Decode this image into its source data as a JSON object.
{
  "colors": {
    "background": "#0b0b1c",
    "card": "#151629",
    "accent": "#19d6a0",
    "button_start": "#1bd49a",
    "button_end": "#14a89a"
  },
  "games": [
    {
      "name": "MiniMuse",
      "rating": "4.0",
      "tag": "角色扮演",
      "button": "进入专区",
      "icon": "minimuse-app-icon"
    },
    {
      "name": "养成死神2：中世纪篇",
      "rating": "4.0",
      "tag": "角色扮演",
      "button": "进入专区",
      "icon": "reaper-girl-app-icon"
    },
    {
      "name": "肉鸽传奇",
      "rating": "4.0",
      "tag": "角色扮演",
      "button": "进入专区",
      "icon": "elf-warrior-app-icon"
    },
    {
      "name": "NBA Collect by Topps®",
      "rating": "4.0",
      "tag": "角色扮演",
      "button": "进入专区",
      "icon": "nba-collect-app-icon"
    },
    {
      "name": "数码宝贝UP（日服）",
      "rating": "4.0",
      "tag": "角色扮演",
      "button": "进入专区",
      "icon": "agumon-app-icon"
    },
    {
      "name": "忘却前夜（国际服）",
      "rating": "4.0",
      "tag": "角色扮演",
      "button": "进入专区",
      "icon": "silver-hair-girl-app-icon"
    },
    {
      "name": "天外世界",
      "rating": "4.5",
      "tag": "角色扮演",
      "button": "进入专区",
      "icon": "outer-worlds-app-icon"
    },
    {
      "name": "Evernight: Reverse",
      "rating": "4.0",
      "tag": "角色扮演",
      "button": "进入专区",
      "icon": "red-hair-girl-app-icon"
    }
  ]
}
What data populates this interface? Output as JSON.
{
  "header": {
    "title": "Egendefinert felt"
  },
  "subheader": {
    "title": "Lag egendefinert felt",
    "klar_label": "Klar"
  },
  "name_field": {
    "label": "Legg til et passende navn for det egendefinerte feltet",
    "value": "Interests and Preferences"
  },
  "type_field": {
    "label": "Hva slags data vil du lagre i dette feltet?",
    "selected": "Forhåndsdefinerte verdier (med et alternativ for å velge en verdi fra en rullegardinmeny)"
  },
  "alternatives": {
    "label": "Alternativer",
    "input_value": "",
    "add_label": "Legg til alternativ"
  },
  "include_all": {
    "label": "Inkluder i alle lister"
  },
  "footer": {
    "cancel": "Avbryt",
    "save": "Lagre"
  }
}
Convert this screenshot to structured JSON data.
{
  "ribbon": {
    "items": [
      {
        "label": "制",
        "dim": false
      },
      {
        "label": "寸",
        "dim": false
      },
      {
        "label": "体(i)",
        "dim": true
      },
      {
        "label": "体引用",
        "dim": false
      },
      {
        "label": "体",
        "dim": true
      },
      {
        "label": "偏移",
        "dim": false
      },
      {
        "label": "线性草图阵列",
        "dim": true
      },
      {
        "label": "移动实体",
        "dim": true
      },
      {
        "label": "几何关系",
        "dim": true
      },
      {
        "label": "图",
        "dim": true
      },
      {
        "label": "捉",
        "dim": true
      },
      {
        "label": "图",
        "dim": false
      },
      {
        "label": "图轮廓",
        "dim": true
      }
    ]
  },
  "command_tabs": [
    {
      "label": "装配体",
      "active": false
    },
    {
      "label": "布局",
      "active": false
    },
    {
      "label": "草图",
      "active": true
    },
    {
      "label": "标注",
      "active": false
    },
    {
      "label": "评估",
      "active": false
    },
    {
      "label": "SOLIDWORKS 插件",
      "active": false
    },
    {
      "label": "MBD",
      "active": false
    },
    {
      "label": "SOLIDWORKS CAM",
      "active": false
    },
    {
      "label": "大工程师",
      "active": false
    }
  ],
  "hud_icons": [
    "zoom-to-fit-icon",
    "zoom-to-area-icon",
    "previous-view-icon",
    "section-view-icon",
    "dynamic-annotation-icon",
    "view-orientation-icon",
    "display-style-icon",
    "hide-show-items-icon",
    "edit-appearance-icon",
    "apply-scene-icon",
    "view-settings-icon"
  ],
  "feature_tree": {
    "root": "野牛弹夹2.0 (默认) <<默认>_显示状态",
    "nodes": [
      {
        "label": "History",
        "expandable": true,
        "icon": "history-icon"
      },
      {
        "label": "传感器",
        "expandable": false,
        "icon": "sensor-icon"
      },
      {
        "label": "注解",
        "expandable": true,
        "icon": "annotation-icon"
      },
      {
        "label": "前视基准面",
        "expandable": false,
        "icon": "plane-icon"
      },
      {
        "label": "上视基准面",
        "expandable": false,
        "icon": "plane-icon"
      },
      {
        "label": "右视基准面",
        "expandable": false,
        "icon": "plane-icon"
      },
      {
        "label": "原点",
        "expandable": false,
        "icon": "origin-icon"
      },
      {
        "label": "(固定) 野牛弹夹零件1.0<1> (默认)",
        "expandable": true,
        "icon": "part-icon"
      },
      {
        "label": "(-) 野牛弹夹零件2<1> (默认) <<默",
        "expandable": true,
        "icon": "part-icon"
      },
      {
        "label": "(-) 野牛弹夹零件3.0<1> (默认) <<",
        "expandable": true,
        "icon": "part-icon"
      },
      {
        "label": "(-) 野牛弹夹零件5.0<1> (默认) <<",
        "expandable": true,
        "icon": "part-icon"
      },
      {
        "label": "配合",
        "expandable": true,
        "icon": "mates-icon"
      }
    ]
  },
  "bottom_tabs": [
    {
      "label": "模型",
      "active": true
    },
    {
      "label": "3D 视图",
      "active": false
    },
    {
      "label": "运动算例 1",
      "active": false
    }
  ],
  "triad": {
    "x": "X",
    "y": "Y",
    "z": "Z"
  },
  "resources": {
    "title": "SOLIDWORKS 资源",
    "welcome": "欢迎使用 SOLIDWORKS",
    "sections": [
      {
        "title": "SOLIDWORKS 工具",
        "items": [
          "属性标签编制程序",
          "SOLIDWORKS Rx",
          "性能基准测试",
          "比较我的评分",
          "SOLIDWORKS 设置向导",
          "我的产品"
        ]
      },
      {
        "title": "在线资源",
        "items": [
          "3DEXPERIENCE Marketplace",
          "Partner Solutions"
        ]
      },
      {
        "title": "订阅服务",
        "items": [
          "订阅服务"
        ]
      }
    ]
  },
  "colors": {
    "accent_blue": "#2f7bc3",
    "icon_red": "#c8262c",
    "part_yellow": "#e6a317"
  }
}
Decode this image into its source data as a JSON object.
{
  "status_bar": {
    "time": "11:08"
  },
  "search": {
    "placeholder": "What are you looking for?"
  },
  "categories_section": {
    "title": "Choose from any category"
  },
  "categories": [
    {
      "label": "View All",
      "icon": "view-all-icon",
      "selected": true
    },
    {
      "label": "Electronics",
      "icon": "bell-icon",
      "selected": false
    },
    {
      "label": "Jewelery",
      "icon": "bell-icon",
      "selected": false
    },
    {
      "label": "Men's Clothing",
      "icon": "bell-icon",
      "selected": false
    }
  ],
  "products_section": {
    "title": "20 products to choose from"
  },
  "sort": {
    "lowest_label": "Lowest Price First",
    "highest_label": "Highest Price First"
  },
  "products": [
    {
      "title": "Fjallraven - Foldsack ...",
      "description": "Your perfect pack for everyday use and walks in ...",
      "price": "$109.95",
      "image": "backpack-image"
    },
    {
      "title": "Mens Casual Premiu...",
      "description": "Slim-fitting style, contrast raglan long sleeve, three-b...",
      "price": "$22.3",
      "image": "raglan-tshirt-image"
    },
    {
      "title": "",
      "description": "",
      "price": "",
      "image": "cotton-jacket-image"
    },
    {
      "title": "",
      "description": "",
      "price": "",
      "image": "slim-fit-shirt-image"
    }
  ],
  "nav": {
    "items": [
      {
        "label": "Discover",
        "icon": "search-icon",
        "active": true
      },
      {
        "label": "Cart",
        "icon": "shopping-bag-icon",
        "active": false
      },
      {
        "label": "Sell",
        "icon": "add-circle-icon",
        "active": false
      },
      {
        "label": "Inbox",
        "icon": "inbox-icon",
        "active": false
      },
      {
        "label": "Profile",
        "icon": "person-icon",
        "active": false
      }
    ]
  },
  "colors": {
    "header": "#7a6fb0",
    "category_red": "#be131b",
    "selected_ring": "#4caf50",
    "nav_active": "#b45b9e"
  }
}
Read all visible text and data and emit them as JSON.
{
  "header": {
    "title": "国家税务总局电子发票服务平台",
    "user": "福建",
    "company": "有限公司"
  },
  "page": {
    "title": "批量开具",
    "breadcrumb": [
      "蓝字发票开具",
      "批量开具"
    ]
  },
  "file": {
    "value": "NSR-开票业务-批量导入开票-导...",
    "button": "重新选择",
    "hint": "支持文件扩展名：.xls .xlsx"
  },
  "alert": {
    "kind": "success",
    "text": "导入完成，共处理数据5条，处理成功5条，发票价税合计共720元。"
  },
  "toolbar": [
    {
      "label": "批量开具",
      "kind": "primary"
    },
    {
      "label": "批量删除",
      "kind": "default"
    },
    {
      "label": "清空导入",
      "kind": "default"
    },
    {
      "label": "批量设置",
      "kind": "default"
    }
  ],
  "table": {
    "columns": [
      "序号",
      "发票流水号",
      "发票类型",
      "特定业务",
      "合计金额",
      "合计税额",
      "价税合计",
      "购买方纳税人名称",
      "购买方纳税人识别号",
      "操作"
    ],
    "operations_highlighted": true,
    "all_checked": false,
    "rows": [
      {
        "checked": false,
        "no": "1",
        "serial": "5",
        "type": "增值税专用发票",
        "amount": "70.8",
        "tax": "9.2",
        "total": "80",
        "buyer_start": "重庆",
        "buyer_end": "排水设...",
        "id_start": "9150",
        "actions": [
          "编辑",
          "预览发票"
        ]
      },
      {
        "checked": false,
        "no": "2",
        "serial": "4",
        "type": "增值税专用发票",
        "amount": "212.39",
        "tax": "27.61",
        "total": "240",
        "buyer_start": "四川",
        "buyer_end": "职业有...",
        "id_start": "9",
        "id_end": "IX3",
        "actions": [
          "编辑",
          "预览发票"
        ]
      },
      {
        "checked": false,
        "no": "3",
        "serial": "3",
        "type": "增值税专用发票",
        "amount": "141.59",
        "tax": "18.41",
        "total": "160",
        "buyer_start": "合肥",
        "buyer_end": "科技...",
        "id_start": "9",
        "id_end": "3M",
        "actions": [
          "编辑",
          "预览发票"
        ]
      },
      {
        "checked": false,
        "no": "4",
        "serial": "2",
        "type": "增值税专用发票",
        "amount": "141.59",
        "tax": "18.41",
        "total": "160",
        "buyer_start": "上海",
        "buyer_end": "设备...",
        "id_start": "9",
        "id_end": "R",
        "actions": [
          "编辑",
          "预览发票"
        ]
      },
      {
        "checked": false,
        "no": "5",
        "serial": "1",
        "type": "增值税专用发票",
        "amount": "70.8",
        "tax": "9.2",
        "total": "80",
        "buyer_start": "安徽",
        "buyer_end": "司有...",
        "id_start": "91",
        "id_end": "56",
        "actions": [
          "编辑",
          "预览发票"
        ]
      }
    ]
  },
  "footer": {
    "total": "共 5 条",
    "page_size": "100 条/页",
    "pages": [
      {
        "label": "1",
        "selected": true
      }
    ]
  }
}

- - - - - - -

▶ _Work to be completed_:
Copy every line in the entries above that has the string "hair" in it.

▶ _Worked solution_:
      "icon": "silver-hair-girl-app-icon"
      "icon": "red-hair-girl-app-icon"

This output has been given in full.